Status Start Date End Date Locations
Inactive Jun 1, 2019 May 31, 2020 Outside Indiana, Outside Indiana, state, state
Director: Mikey Hannon
Other Researchers: LaBraun Hampton
Funding: Indiana University - Innovation and Commercialization Office
Issue: Natural and drilling-induced fractures are ubiquitous among cylindrical plug samples of shale materials. While approaches exist that recognize the influence of these fractures, few commercial and research laboratories employ them. This leads to notoriously inaccurate estimates of shale permeability, a critical parameter to characterize unconventional oil & gas reservoirs. Even among procedures that recognize fractures, none treat shales as anisotropic materials, despite their permeabilities perpendicular to bedding being lower than those parallel to bedding often by an order of magnitude or more.

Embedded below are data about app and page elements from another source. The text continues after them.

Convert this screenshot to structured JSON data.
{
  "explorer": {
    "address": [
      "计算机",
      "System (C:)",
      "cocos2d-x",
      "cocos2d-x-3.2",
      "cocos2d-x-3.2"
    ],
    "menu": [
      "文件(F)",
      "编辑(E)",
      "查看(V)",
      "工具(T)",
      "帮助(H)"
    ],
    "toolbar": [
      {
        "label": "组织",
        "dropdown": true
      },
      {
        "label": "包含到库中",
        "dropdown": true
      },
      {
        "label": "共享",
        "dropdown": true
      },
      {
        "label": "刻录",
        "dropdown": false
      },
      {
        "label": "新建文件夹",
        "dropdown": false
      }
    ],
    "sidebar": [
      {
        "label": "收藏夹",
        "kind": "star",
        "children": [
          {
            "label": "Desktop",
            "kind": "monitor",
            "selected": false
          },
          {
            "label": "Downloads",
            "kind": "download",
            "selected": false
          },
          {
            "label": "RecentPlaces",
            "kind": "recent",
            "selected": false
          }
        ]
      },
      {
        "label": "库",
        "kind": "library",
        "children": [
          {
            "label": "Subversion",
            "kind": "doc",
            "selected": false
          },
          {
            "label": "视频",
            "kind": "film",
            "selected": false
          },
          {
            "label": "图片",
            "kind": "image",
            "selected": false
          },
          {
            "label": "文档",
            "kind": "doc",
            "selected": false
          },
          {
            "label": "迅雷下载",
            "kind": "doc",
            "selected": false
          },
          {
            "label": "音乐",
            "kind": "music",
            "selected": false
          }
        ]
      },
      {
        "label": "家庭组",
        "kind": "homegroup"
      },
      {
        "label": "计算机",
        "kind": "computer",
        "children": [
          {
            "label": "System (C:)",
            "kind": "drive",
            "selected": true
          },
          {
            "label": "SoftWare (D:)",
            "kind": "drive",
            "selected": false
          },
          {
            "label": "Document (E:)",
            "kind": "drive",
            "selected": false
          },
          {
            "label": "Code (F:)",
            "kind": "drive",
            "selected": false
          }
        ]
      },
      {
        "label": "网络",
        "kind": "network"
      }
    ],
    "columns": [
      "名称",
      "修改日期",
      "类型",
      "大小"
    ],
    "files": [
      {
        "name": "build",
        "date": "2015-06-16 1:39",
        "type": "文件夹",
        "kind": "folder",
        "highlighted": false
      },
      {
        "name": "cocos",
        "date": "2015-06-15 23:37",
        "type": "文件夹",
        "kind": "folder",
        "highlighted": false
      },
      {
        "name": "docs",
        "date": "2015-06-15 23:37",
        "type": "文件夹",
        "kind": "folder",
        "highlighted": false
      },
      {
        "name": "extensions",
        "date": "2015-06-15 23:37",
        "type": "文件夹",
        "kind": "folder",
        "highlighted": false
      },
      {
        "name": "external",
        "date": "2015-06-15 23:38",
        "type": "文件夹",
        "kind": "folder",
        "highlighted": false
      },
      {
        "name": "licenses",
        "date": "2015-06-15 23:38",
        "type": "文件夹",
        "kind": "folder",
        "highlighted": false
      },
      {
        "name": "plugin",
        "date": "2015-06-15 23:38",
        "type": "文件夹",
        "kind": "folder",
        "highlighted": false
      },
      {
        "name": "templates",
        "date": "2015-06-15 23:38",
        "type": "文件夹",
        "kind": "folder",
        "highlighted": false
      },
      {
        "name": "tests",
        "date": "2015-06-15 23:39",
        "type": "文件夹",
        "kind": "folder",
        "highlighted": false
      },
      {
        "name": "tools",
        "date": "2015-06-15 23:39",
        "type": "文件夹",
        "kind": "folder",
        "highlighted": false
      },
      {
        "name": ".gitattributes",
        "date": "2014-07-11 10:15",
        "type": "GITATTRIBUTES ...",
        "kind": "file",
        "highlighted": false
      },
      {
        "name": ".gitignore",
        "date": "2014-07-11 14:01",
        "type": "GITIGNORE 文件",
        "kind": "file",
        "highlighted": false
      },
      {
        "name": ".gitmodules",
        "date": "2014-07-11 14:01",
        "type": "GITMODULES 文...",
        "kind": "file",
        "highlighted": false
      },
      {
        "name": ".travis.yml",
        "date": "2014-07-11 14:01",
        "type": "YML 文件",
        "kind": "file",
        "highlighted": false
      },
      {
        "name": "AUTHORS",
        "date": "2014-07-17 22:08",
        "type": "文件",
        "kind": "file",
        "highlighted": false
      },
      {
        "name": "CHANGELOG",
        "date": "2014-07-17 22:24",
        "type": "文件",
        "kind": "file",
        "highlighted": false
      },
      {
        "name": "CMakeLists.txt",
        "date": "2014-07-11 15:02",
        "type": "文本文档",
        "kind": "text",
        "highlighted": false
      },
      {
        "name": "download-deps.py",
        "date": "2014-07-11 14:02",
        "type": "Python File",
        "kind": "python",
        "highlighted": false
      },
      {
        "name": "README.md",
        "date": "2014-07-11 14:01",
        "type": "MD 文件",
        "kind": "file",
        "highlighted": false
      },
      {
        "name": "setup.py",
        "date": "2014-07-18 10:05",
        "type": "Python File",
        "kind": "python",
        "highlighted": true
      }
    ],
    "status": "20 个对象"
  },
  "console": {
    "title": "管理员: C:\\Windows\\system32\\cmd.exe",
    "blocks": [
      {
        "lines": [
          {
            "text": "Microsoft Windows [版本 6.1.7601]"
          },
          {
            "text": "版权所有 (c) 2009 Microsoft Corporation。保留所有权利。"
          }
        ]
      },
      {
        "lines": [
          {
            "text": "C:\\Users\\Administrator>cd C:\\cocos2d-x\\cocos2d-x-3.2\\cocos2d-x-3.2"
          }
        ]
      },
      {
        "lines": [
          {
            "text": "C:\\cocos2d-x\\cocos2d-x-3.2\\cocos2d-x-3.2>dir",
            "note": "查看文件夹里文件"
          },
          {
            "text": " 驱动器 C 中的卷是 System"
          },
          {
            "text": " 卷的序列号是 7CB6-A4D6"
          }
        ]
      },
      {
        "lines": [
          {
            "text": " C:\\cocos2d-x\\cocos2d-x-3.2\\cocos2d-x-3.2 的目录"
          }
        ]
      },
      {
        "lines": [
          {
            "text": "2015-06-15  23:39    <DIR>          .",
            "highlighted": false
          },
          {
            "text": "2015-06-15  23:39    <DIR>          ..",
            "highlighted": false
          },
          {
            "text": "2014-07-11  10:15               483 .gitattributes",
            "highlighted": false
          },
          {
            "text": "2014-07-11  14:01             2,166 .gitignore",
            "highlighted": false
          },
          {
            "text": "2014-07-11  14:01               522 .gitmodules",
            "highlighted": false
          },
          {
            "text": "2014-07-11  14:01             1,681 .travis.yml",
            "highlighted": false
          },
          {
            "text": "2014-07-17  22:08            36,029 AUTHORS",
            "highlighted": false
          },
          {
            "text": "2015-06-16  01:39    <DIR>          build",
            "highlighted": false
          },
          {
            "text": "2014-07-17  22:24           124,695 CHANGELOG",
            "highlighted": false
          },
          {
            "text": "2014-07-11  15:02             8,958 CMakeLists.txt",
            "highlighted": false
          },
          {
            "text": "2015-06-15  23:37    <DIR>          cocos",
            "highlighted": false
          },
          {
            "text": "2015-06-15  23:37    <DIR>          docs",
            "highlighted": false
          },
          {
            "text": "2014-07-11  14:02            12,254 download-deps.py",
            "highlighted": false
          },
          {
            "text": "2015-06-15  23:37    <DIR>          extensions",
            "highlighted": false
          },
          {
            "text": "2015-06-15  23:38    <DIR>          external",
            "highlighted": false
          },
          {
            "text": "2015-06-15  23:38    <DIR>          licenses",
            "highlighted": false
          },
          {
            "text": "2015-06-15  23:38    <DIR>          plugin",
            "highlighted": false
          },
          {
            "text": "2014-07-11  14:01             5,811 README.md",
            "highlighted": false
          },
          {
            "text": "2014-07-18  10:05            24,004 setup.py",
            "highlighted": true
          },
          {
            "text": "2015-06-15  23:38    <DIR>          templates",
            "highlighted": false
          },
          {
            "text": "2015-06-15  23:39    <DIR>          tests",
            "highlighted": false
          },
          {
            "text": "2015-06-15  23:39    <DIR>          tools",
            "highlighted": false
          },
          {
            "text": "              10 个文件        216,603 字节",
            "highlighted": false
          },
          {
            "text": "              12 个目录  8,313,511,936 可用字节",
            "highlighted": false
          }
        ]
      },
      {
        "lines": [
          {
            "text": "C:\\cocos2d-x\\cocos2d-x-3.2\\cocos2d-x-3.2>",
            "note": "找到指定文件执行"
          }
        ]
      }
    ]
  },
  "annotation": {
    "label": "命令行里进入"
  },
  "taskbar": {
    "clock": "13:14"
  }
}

Objective: Using equipment to analyze pressure transients from three chambers in contact with shale specimens, this work will develop a technology that accounts for both fracture flow and shale anisotropy with suitable throughput for industrial needs. Implementing this strategy will help to optimize resource-recovery strategies from shale reservoirs, which accounts for roughly 60% (and growing) of nationwide hydrocarbon production. Efforts to this point have proven the concept only through computational analyses. This project, through a series of split-sampling comparisons, will prove it through experimental validation. Once proven, the technology will be marketed to commercial core-analysis laboratories and energy companies for licensing.
Approach: A porous cylindrical sample having known length and diameter and at least one fracture spanning its length is placed in a core holder between an inlet and outlet chamber, each having a known volume. This experimental design resembles the one described in previous works, but in this case a pressure-tap chamber is located at an intermediate location along the length of the sample. These chambers, and the pores in the sample, are initially pressurized to a uniform pressure and temperature. The test begins when the inlet pressure is rapidly increased by a set amount (typically around 5-10%). The entire system is shut in and allowed to reach an equilibrium. Based on the pressure responses in the inlet, outlet, and pressure tap, the sample properties are inferred. These properties include the matrix porosity, matrix directional permeabilities (both parallel and perpendicular to bedding), and the fracture transmissivity.
Products: Previous theoretical and numerical analyses give a promising indication that this technology can be an effective way to estimate matrix and fracture properties simultaneously by testing a fractured sample using this experimental procedure. This proposal will purchase equipment and build a facility on campus to translate the concept to reality and make experimental validations of the technique.
Benefits: Upon completion of this project, researchers at the Indiana Geological and Water Survey will have the capability to estimate fracture transmissivities and matrix directional permeabilities, and the matrix porosities from measurements performed on fractured shale samples. This concept will be proven in reality by comparison with gold-standard benchtop methods, where applicable. At this point, the technology could transfer fairly easily into a service or device that commercial entities, including core laboratories and energy companies, can license from IU and deploy at their facilities.